Lillian Boxfish Takes a Walk
Synopsis: On the last night of 1983, Lillian Boxfish finds herself taking a walk through New York City, reminiscing the good times and the bad, remembering what she was like as the highest paid woman ad-writer of her time, as a poet, as a broken woman, and as she is now—not entirely whole, not entirely all-right, but certainly not like any old lady you know.
Keeping with the theme of “okay” books and moving to the other end of the age spectrum, I also listened to the audio of Lillian Boxfish Takes a Walk earlier in the month. The voice for the audio is fantastic—she sounds like the octogenarian Lillian without having a voice that sounded grating or shrill or like the voice actor was trying to sound “old.” With the narrative itself, I have gotten the sense from a few other readers that Lillian Boxfish is a book that several readers gave up on—I do think it takes over a third of the way in until the book picks up sharply. The first third or more is a veeeeeery slooooooow setting of the stage and introduction of Lillian’s character so that when she meets her future husband, the reader experiences a shift of a startling magnitude—it isn’t that Lillian is being inconsistent, but rather, you see how what you thought of Lillian—how what she thought of herself—wasn’t entirely accurate. How others can have a profound and lasting impact on us, even after they are gone.
The struggle with this book, however, is that the first third provides so little payoff that it is hard to feel like continuing to read (or listen) is worth the time—you don’t see that back-end payoff coming, ever. I will admit that if any of the books I had on my hold list for audiobooks had come available at the time, I’m not sure I would have stuck this one out. The first third to half was a driving-only audiobook. The second half swiftly became the laundry-folding, shower-cleaning can’t-put-down variety.
Lillian as a narrator is tongue-in-cheek funny and is the kind of old lady I think I’d like to be. Her snappy one-liners were really the highlight of the book for me. Some of my favorite samples:
“His expression was sheepish enough to supply a Highland village with wool and milk. I cocked a loaded eyebrow.”
“Most of what we consider beauty is manufactured. But the fact of that manufacture does not make it unbeautiful.”
“For though I was raised Protestant, my true religion is actually civility.”
“One need not believe in something for it to happen anyway.”
“Choice is an illusion promoted by the powerful.”
If you’ve got time to invest, Lillian Boxfish may be worth your time but this is ultimately a take-it-or-leave-it book for me.

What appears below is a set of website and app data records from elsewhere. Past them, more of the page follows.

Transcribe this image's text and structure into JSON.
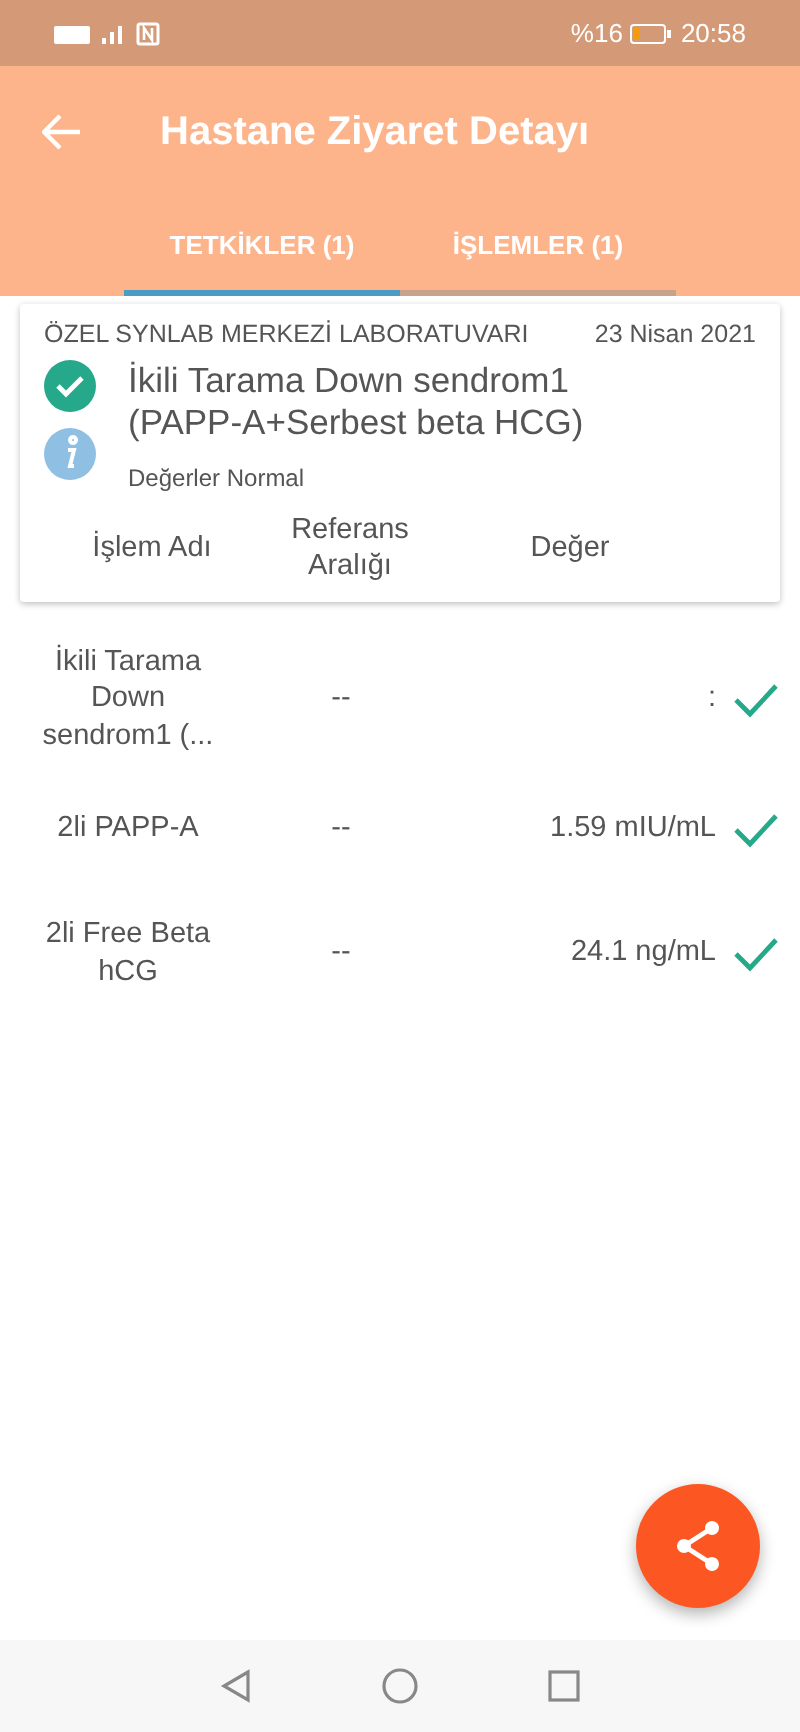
{
  "status_bar": {
    "battery_percent": "%16",
    "time": "20:58"
  },
  "header": {
    "title": "Hastane Ziyaret Detayı"
  },
  "tabs": [
    {
      "label": "TETKİKLER (1)",
      "selected": true
    },
    {
      "label": "İŞLEMLER (1)",
      "selected": false
    }
  ],
  "card": {
    "lab": "ÖZEL SYNLAB MERKEZİ LABORATUVARI",
    "date": "23 Nisan 2021",
    "test_name": "İkili Tarama Down sendrom1 (PAPP-A+Serbest beta HCG)",
    "result_note": "Değerler Normal",
    "columns": [
      "İşlem Adı",
      "Referans Aralığı",
      "Değer"
    ]
  },
  "rows": [
    {
      "name": "İkili Tarama Down sendrom1 (...",
      "reference": "--",
      "value": ":",
      "normal": true
    },
    {
      "name": "2li PAPP-A",
      "reference": "--",
      "value": "1.59 mIU/mL",
      "normal": true
    },
    {
      "name": "2li Free Beta hCG",
      "reference": "--",
      "value": "24.1 ng/mL",
      "normal": true
    }
  ]
}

Published: January 17, 2017 by St. Martin’s Press (@stmartinspress)
Author: Kathleen Rooney
Date read: February 8, 2018
Rating: 3 stars
Header photo credit : Lee Campbell